CD's of the event may be made publicly available. I will update this post if that becomes true. If you are looking for some great Christ-centered music to use for solos or choral pieces in our own ward or stake, I highly recommend this work by Sister DeFord.
Wednesday, April 04, 2007
Greasemonkey script for LDS.org
If you aren't familiar with Greasemonkey, it is a Firefox browser extension that allows you to write little scripts that modify the look and function of websites you visit. In other words, it is a client-side way to solve problems with websites over which you have no control. Pretty cool concept, actually.
Sunday, April 01, 2007
Our Personal Ministry

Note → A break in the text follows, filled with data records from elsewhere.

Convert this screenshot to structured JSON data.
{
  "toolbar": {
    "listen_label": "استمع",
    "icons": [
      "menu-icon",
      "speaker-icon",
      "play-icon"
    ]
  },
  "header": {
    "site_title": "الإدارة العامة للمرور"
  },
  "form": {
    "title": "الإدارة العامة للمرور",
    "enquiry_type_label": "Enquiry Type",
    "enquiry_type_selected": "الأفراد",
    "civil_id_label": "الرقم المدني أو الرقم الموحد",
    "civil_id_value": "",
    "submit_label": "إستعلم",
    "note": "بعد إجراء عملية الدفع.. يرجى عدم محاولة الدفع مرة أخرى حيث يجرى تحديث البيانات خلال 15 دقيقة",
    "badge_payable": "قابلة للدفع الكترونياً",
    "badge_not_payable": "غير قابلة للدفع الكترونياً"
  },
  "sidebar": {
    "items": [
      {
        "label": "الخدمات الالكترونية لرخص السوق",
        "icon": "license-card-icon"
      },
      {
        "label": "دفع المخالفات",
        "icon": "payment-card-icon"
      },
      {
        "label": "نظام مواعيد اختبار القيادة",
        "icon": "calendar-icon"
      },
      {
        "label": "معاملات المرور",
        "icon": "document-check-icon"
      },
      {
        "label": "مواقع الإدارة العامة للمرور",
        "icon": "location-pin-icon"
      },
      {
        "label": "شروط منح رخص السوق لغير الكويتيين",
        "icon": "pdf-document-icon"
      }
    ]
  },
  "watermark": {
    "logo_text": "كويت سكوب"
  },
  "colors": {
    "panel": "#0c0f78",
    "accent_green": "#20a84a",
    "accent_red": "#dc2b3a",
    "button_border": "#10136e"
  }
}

On her way to the front door, she suddenly stopped and thought, “Who am I to make a tie for the prophet? He probably has plenty of them.” Deciding she had made a mistake, she turned to leave.
Just then Sister Kimball opened the front door and said, “Oh, Susan!”
Stumbling all over herself, Susan said, “I saw President Kimball in his new suit on Sunday. Dad just brought me some silk from New York . . . and so I made him a tie.”
Before Susan could continue, Sister Kimball stopped her, took hold of her shoulders, and said: “Susan, never suppress a generous thought.”
I love the phrase, "Never suppress a generous thought." President Parkin immediate followed up that story with this one.
Some years ago, at the conclusion of a Utah Board of Higher Education meeting, Elder Neal Maxwell submitted his resignation. He said he needed to do so to make time for his personal ministry. Most of the board members assumed he was referring to his apostleship. However, he explained that his personal ministry was different than his apostleship. His personal ministry was to comfort fellow cancer patients.
It is hard to justify not taking the time to do something that even an apostle can make time to do. We each have a personal ministry to perform. We must seek to be the answers to someone else's prayers. One last story from Sister Parkin's talk. This one appears to have been taken from a BYU-I devotional from a few years ago.
The prayers of one missionary’s parents were answered by the personal ministry of another. A missionary arrived in a foreign mission and was struggling with discouragement. He said he couldn’t take it and wanted to come home. His parents and others tried to encourage him but to no avail. At a reception during a training session, this distraught father mentioned his son’s struggle to a priesthood leader.The following week an envelope arrived at the parents’ home. Inside was a copy of a letter that had been sent to their son. The letter had been typed on a typewriter and very tenderly addressed to the discouraged elder. It was several pages long, full of encouragement and the writer’s own missionary experiences about faith and sticking to it. The letter was warm, loving, thoughtful, personal, and signed, “Sincerely, your brother, President Gordon B. Hinckley.” Shortly after this, the elder wrote his parents to say he was staying. He became a mighty power for good among the people of his mission.